[[ Extracted material, beginning ]]

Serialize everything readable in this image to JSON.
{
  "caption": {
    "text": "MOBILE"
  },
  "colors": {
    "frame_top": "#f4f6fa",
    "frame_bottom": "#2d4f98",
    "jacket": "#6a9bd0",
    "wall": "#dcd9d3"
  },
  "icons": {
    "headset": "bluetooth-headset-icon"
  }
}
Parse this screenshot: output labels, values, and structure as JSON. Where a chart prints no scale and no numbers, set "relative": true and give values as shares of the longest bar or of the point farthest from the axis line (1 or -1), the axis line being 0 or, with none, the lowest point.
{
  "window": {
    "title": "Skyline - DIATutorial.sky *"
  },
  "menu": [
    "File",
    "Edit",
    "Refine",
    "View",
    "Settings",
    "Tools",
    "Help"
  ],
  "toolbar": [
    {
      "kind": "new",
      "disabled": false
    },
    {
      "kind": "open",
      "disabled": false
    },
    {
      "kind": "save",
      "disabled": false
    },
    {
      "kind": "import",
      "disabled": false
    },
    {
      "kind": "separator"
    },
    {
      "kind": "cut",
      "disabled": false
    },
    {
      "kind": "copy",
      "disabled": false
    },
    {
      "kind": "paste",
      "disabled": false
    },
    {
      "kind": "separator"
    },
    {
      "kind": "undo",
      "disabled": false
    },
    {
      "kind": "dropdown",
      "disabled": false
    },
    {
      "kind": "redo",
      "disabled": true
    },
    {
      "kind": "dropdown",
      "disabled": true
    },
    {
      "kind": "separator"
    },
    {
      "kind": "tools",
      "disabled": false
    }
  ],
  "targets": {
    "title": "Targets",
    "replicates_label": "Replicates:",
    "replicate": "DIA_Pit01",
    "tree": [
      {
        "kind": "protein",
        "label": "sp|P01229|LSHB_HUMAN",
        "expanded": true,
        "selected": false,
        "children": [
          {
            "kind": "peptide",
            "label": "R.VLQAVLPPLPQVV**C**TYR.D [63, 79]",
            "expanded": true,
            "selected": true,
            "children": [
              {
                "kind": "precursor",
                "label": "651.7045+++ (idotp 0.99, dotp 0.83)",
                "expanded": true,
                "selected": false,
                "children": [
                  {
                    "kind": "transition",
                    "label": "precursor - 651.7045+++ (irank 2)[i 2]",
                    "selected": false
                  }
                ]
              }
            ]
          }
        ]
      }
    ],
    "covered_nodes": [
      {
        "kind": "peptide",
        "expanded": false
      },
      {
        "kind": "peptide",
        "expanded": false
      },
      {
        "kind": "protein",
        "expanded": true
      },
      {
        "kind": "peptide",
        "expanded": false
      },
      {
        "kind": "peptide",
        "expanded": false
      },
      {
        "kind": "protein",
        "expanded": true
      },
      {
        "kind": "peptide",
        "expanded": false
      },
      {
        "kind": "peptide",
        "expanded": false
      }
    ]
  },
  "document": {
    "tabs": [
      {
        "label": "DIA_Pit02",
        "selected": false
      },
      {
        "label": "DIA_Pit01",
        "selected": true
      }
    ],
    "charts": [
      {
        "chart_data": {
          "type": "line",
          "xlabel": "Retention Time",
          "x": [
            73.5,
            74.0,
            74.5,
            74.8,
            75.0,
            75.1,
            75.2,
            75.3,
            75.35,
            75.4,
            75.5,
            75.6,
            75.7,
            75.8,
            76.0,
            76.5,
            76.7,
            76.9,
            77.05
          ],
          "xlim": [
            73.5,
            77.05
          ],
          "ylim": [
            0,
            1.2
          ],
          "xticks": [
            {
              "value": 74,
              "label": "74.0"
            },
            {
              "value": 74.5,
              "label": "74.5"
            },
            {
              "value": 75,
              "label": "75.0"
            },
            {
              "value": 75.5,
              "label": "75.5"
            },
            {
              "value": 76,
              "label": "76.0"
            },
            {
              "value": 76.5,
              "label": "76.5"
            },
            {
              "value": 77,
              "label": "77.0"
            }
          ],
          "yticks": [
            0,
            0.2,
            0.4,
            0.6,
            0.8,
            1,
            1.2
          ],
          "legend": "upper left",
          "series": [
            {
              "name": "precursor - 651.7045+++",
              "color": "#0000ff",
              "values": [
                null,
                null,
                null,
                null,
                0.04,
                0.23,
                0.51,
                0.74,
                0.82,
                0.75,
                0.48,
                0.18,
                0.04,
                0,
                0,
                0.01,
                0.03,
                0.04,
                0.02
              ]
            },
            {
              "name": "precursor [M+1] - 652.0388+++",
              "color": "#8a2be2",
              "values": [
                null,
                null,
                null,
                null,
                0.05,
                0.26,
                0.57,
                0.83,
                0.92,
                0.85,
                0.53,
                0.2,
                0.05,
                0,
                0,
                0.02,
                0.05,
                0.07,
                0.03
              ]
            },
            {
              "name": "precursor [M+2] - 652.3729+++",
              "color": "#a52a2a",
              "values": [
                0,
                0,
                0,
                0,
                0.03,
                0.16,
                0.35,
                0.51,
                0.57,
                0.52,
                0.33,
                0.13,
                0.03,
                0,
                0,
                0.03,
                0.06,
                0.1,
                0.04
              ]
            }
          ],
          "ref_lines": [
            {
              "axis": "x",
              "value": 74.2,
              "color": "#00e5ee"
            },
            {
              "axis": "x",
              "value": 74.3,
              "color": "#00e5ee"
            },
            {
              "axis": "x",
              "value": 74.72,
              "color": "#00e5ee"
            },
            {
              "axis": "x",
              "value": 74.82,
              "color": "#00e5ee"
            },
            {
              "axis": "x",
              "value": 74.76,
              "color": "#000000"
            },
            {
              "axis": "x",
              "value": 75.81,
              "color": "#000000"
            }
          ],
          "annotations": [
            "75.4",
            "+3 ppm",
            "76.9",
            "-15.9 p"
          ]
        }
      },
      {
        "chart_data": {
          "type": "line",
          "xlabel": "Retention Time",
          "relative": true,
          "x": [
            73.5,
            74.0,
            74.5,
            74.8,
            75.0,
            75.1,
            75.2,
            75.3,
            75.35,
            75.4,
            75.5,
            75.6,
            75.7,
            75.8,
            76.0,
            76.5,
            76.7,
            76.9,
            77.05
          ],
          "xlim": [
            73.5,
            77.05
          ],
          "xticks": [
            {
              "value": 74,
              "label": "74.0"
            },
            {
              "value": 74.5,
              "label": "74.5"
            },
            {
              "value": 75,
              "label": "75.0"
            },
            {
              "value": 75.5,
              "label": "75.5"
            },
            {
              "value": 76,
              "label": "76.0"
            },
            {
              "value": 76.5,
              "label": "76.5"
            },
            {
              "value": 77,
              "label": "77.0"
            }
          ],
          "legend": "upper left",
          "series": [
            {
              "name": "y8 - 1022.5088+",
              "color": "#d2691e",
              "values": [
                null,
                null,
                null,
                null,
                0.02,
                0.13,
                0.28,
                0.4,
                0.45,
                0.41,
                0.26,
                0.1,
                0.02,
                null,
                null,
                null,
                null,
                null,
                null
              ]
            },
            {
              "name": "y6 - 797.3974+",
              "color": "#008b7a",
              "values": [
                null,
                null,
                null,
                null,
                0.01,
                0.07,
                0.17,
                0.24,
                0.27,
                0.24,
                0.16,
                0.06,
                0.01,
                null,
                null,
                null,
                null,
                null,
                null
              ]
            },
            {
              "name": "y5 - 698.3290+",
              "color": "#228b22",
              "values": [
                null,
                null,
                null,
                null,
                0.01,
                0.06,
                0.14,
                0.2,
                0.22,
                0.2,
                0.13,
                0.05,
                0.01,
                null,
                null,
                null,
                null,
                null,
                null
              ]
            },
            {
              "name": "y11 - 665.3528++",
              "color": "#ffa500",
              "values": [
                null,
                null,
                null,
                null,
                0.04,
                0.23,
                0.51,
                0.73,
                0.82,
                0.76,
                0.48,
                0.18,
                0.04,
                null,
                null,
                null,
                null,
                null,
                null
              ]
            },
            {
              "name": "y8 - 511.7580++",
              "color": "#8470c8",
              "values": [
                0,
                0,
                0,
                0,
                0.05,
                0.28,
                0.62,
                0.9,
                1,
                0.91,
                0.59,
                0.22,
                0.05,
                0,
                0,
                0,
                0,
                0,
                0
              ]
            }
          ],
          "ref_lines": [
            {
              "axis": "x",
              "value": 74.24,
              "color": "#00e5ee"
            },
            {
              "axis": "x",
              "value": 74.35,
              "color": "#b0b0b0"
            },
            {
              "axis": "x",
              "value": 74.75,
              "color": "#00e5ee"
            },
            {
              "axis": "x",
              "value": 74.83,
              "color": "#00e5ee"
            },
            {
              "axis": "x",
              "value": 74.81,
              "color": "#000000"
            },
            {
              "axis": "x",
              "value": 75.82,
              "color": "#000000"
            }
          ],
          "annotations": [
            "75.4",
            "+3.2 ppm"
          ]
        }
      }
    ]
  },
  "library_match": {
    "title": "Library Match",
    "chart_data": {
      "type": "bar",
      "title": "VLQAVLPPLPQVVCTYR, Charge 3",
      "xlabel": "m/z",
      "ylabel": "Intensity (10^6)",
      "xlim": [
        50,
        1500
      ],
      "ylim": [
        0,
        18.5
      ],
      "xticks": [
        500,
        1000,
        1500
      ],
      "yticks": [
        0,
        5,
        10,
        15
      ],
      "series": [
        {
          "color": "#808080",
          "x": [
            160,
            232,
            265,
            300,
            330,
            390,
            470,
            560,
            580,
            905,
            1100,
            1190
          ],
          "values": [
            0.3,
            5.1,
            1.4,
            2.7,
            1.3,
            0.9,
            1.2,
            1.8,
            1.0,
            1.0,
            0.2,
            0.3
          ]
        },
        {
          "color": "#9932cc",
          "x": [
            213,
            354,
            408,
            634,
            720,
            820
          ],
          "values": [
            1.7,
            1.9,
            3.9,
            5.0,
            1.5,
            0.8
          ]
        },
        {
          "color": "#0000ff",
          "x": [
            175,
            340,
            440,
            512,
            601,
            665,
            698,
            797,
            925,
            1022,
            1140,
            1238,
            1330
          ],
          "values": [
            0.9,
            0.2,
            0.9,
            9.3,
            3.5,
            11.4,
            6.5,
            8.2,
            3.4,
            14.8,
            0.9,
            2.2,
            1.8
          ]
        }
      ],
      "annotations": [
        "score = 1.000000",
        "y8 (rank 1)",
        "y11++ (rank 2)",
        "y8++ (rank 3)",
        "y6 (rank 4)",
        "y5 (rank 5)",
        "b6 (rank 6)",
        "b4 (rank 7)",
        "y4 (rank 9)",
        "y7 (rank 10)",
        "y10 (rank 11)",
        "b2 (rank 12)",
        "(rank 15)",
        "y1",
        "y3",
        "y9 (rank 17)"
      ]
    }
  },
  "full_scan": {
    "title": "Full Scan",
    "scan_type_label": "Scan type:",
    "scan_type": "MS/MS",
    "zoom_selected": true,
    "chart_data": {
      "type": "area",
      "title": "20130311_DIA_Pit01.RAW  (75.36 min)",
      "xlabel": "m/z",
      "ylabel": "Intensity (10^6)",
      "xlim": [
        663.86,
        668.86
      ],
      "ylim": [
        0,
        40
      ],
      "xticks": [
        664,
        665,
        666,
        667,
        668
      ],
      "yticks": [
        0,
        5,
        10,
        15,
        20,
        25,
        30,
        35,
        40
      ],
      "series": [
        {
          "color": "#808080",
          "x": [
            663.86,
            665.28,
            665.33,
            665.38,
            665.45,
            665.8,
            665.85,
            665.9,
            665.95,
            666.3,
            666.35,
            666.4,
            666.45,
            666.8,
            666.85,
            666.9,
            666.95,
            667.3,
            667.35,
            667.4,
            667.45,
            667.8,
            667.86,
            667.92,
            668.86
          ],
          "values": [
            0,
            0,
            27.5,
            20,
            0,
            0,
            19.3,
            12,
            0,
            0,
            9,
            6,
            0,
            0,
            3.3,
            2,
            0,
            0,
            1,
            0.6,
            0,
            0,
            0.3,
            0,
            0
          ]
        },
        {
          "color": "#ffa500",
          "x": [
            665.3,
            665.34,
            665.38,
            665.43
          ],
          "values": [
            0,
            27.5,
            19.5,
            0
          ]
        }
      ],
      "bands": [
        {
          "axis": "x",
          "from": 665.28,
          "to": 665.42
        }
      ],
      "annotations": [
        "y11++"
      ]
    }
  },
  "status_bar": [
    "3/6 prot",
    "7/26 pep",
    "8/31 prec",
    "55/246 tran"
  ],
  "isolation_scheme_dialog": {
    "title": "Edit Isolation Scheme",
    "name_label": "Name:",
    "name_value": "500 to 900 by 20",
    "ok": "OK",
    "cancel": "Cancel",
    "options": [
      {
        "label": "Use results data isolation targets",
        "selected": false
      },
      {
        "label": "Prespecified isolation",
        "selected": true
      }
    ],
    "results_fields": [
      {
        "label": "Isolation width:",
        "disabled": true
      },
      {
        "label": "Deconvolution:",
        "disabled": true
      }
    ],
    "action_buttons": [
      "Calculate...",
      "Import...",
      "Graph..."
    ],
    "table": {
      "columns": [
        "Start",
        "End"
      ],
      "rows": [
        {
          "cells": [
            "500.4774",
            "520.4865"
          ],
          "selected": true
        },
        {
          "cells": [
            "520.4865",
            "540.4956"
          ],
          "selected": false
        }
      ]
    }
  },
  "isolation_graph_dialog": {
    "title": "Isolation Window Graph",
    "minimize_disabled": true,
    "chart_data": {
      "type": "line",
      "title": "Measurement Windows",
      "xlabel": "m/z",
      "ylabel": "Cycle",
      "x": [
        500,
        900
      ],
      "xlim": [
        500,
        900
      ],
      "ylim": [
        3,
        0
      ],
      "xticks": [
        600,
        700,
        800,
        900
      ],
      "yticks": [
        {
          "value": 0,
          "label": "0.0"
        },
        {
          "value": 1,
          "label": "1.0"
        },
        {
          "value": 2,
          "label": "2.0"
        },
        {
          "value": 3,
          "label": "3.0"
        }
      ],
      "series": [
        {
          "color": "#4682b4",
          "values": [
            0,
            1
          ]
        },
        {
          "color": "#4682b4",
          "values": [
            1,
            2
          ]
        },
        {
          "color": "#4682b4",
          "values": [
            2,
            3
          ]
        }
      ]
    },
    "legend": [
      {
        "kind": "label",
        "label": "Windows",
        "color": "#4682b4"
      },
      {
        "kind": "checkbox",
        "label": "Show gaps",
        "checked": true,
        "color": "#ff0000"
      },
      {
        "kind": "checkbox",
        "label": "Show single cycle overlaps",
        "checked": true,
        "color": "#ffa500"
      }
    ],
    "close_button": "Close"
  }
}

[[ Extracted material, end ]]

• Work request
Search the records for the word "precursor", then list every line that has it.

• Completed task
                "kind": "precursor",
                    "label": "precursor - 651.7045+++ (irank 2)[i 2]",
              "name": "precursor - 651.7045+++",
              "name": "precursor [M+1] - 652.0388+++",
              "name": "precursor [M+2] - 652.3729+++",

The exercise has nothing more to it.